Adhering to Dosage Guidelines


Always follow the dosage instructions on your medication’s label. Exceeding the recommended amount can raise the risk of adverse effects, including potential hearing loss.


Considering Alternative Pain Relief Options


Explore non-medicinal pain relief methods for minor aches, such as heat therapy, massage, or relaxation techniques. These can provide relief without the risks associated with pain relievers.


Consulting with Healthcare Professionals


If you frequently use pain relievers for chronic pain, discuss this with your doctor. They can help devise a safe, effective pain management plan that minimizes reliance on medications.

A man gets his hearing checked.

Protecting Your Hearing


Taking care of your ears is essential, especially if you’re concerned about the impact of pain relievers.


  • Limit Exposure to Loud Noises: To protect your hearing, wear earplugs or noise-canceling headphones in noisy environments like concerts, construction sites, or workplaces.
  • Moderate Volume Levels: Listen to music and use electronics at safe volumes to prevent long-term hearing damage.
  • Regular Hearing Assessments: Schedule hearing check-ups with an audiologist to catch any signs of hearing loss early and ensure timely treatment.


Prioritizing Early Detection


Early detection through regular hearing tests is critical. If you suspect using pain relievers could affect your hearing, consult with your healthcare provider. They can offer guidance tailored to your specific health needs, ensuring you maintain both effective pain management and good hearing health.
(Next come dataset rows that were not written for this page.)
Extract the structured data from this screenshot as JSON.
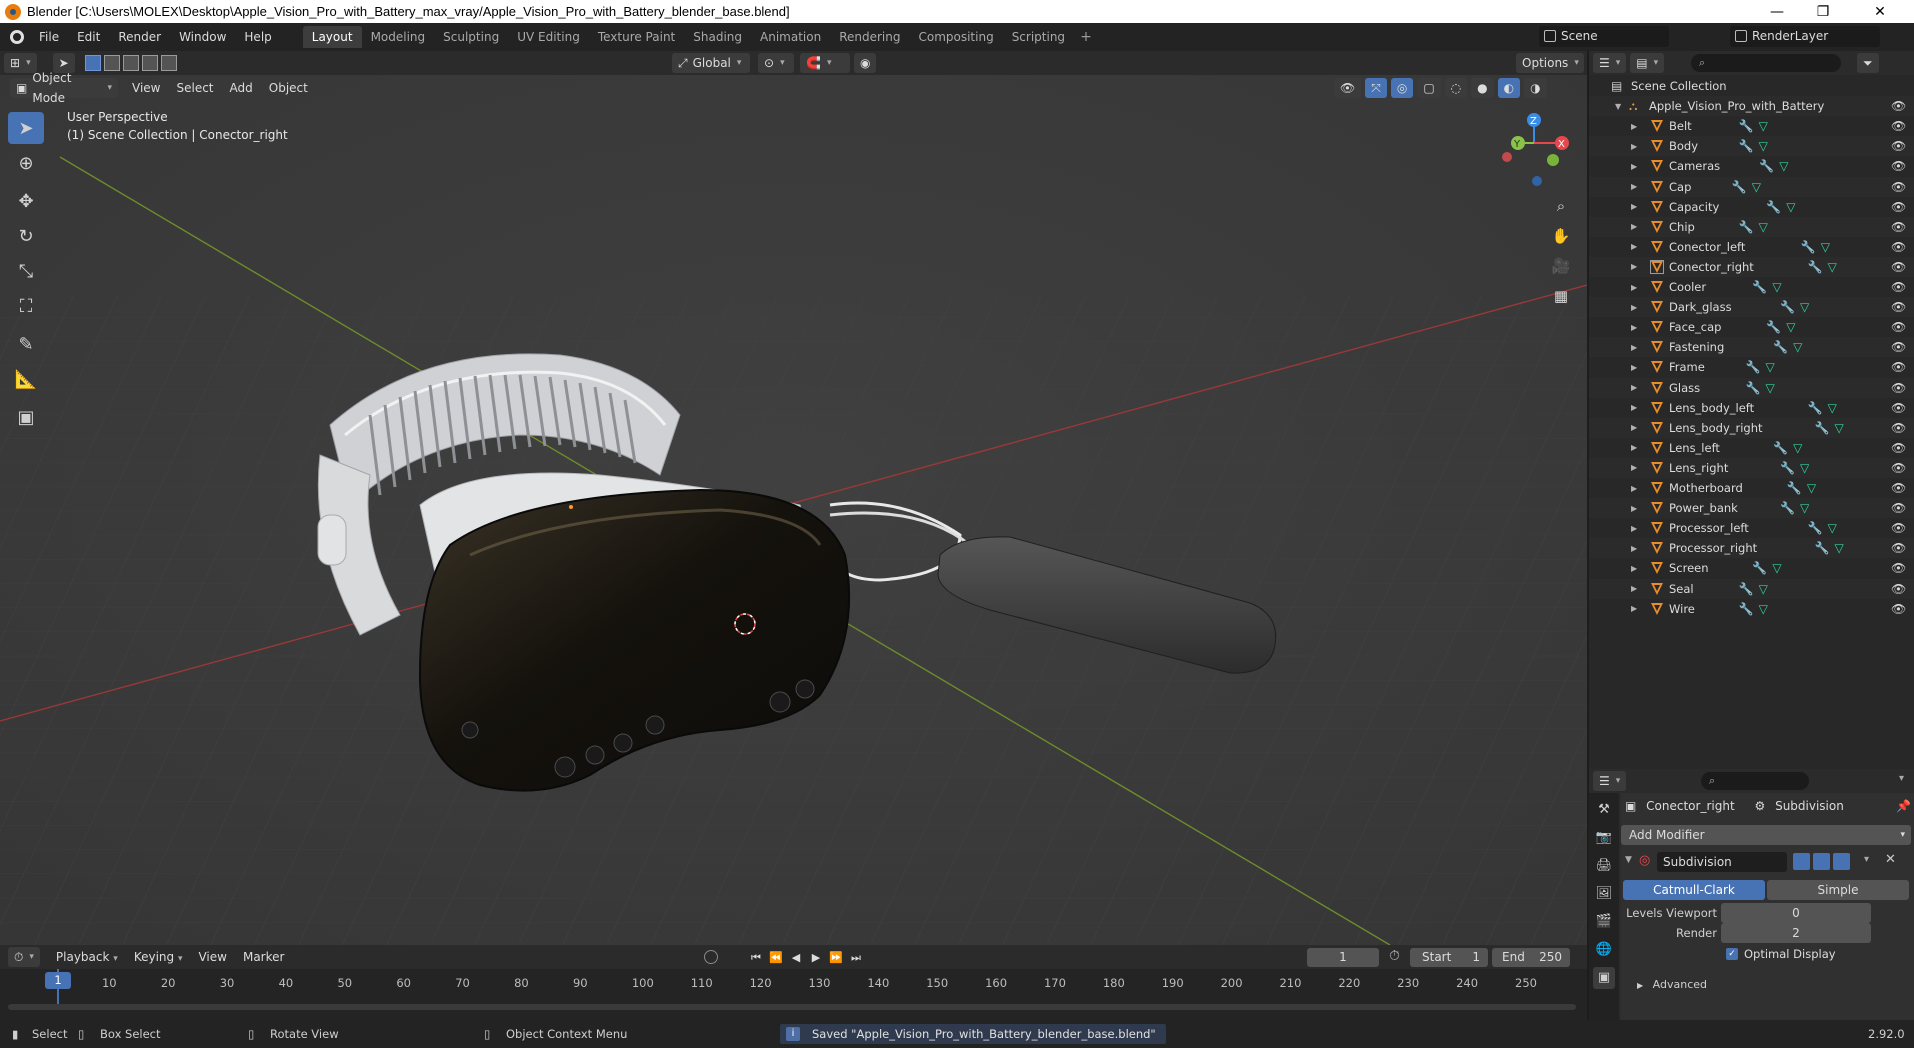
{
  "window": {
    "title": "Blender [C:\\Users\\MOLEX\\Desktop\\Apple_Vision_Pro_with_Battery_max_vray/Apple_Vision_Pro_with_Battery_blender_base.blend]",
    "minimize": "—",
    "maximize": "❐",
    "close": "✕"
  },
  "menu": [
    "File",
    "Edit",
    "Render",
    "Window",
    "Help"
  ],
  "workspaces": [
    {
      "label": "Layout",
      "active": true
    },
    {
      "label": "Modeling",
      "active": false
    },
    {
      "label": "Sculpting",
      "active": false
    },
    {
      "label": "UV Editing",
      "active": false
    },
    {
      "label": "Texture Paint",
      "active": false
    },
    {
      "label": "Shading",
      "active": false
    },
    {
      "label": "Animation",
      "active": false
    },
    {
      "label": "Rendering",
      "active": false
    },
    {
      "label": "Compositing",
      "active": false
    },
    {
      "label": "Scripting",
      "active": false
    }
  ],
  "workspace_add": "+",
  "scene": {
    "label": "Scene",
    "render_layer": "RenderLayer"
  },
  "viewport_header": {
    "transform_orientation": "Global",
    "options": "Options",
    "mode": "Object Mode",
    "menus": [
      "View",
      "Select",
      "Add",
      "Object"
    ]
  },
  "viewport": {
    "perspective": "User Perspective",
    "collection_info": "(1) Scene Collection | Conector_right",
    "gizmo": {
      "x": "X",
      "y": "Y",
      "z": "Z"
    }
  },
  "outliner": {
    "root": "Scene Collection",
    "collection": "Apple_Vision_Pro_with_Battery",
    "objects": [
      "Belt",
      "Body",
      "Cameras",
      "Cap",
      "Capacity",
      "Chip",
      "Conector_left",
      "Conector_right",
      "Cooler",
      "Dark_glass",
      "Face_cap",
      "Fastening",
      "Frame",
      "Glass",
      "Lens_body_left",
      "Lens_body_right",
      "Lens_left",
      "Lens_right",
      "Motherboard",
      "Power_bank",
      "Processor_left",
      "Processor_right",
      "Screen",
      "Seal",
      "Wire"
    ],
    "active_object": "Conector_right"
  },
  "properties": {
    "object_name": "Conector_right",
    "modifier_breadcrumb": "Subdivision",
    "add_modifier": "Add Modifier",
    "modifier": {
      "name": "Subdivision",
      "method_catmull": "Catmull-Clark",
      "method_simple": "Simple",
      "levels_viewport_label": "Levels Viewport",
      "levels_viewport": "0",
      "render_label": "Render",
      "render_levels": "2",
      "optimal_display": "Optimal Display",
      "advanced": "Advanced"
    }
  },
  "timeline": {
    "menus": [
      "Playback",
      "Keying",
      "View",
      "Marker"
    ],
    "current_frame": "1",
    "start_label": "Start",
    "start": "1",
    "end_label": "End",
    "end": "250",
    "ticks": [
      "1",
      "10",
      "20",
      "30",
      "40",
      "50",
      "60",
      "70",
      "80",
      "90",
      "100",
      "110",
      "120",
      "130",
      "140",
      "150",
      "160",
      "170",
      "180",
      "190",
      "200",
      "210",
      "220",
      "230",
      "240",
      "250"
    ]
  },
  "status": {
    "select": "Select",
    "box_select": "Box Select",
    "rotate_view": "Rotate View",
    "context_menu": "Object Context Menu",
    "message": "Saved \"Apple_Vision_Pro_with_Battery_blender_base.blend\"",
    "version": "2.92.0"
  },
  "colors": {
    "accent": "#4772b3",
    "object_orange": "#e88c2c",
    "x_axis": "#e5474d",
    "y_axis": "#8bc34a",
    "z_axis": "#3b8ce6"
  }
}
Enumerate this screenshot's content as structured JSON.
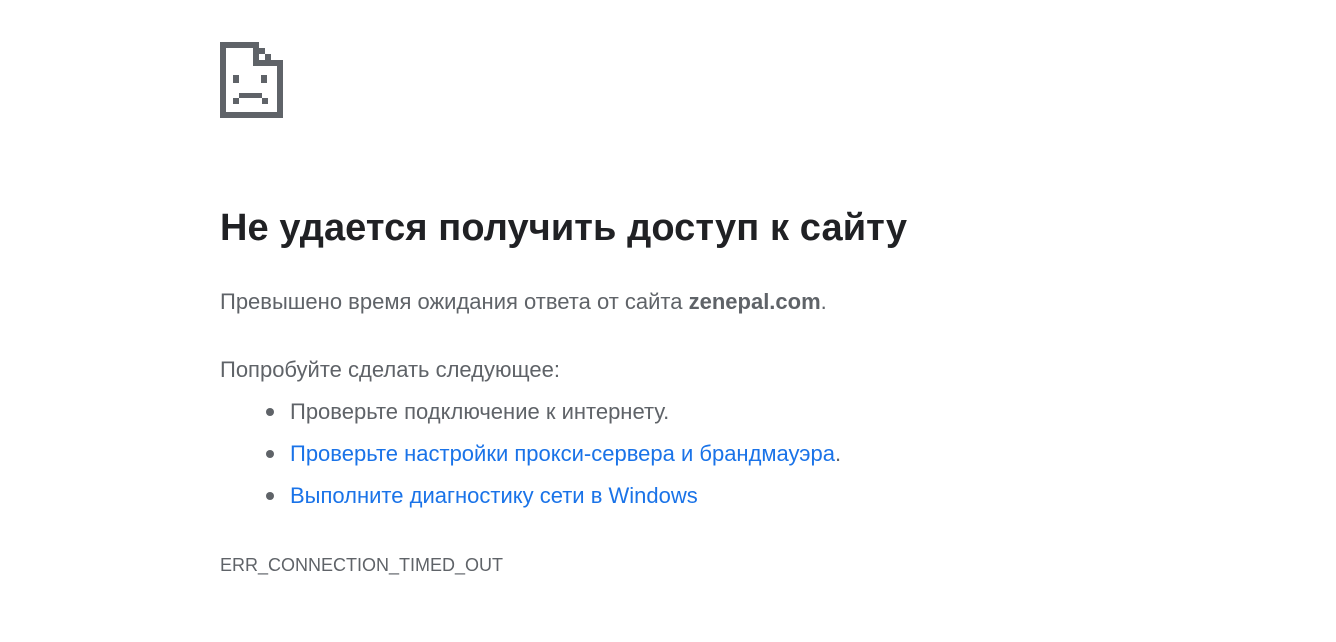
{
  "icon": "sad-page-icon",
  "colors": {
    "title": "#202124",
    "text": "#5f6368",
    "link": "#1a73e8",
    "background": "#ffffff"
  },
  "error": {
    "title": "Не удается получить доступ к сайту",
    "summary_prefix": "Превышено время ожидания ответа от сайта ",
    "host": "zenepal.com",
    "summary_suffix": ".",
    "suggestions_heading": "Попробуйте сделать следующее:",
    "suggestions": [
      {
        "text": "Проверьте подключение к интернету.",
        "suffix": ""
      },
      {
        "text": "Проверьте настройки прокси-сервера и брандмауэра",
        "suffix": "."
      },
      {
        "text": "Выполните диагностику сети в Windows",
        "suffix": ""
      }
    ],
    "code": "ERR_CONNECTION_TIMED_OUT"
  }
}
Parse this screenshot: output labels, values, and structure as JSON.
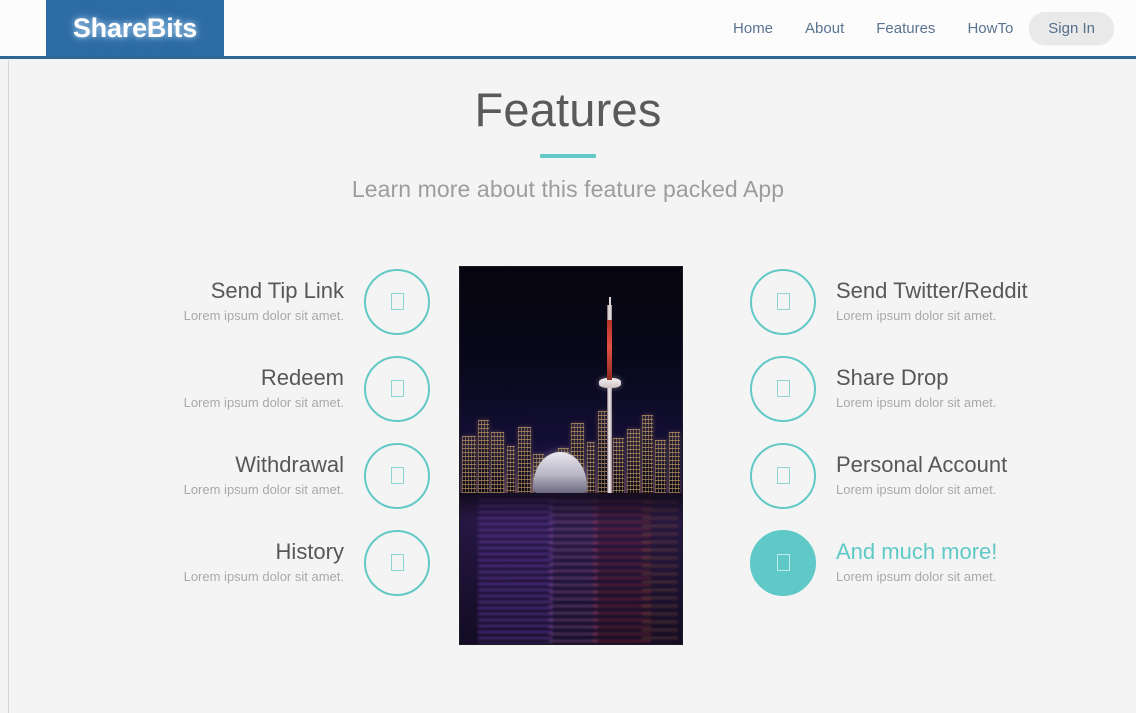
{
  "header": {
    "logo_text": "ShareBits",
    "nav_items": [
      {
        "label": "Home",
        "name": "nav-home"
      },
      {
        "label": "About",
        "name": "nav-about"
      },
      {
        "label": "Features",
        "name": "nav-features"
      },
      {
        "label": "HowTo",
        "name": "nav-howto"
      }
    ],
    "signin_label": "Sign In"
  },
  "hero": {
    "title": "Features",
    "subtitle": "Learn more about this feature packed App"
  },
  "features": {
    "left": [
      {
        "title": "Send Tip Link",
        "desc": "Lorem ipsum dolor sit amet.",
        "icon": "tofu-box-icon",
        "highlight": false
      },
      {
        "title": "Redeem",
        "desc": "Lorem ipsum dolor sit amet.",
        "icon": "tofu-box-icon",
        "highlight": false
      },
      {
        "title": "Withdrawal",
        "desc": "Lorem ipsum dolor sit amet.",
        "icon": "tofu-box-icon",
        "highlight": false
      },
      {
        "title": "History",
        "desc": "Lorem ipsum dolor sit amet.",
        "icon": "tofu-box-icon",
        "highlight": false
      }
    ],
    "right": [
      {
        "title": "Send Twitter/Reddit",
        "desc": "Lorem ipsum dolor sit amet.",
        "icon": "tofu-box-icon",
        "highlight": false
      },
      {
        "title": "Share Drop",
        "desc": "Lorem ipsum dolor sit amet.",
        "icon": "tofu-box-icon",
        "highlight": false
      },
      {
        "title": "Personal Account",
        "desc": "Lorem ipsum dolor sit amet.",
        "icon": "tofu-box-icon",
        "highlight": false
      },
      {
        "title": "And much more!",
        "desc": "Lorem ipsum dolor sit amet.",
        "icon": "tofu-box-icon",
        "highlight": true
      }
    ]
  },
  "media": {
    "photo_alt": "Toronto skyline at night with CN Tower reflected in water"
  },
  "colors": {
    "brand_blue": "#2d6ba3",
    "accent_teal": "#62c9c6",
    "heading_gray": "#5a5a5a",
    "body_gray": "#a9a9a9",
    "nav_link": "#5a7391",
    "page_bg": "#f4f4f4"
  }
}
Concerned About Acetaminophen and Hearing Loss? 


The link between long-term use of pain relievers like acetaminophen and hearing loss highlights the importance of cautious medication use. While the connection isn’t definitive, being proactive about your hearing health is vital.


Choose safe practices and consult your doctor about any concerns with pain relievers. Always explore alternative relief methods and adhere to dosage recommendations to minimize risks.


Protect your ears from loud environments, keep volumes moderate, and, most importantly, schedule regular hearing evaluations. Early detection is key to effectively managing and preventing hearing loss.


If you’re concerned about how your use of pain relievers may impact your hearing, or if it’s just time for a check-up, visit American Hearing + Audiology today. Don’t wait—book your hearing consultation to ensure your ears are as healthy as they can be.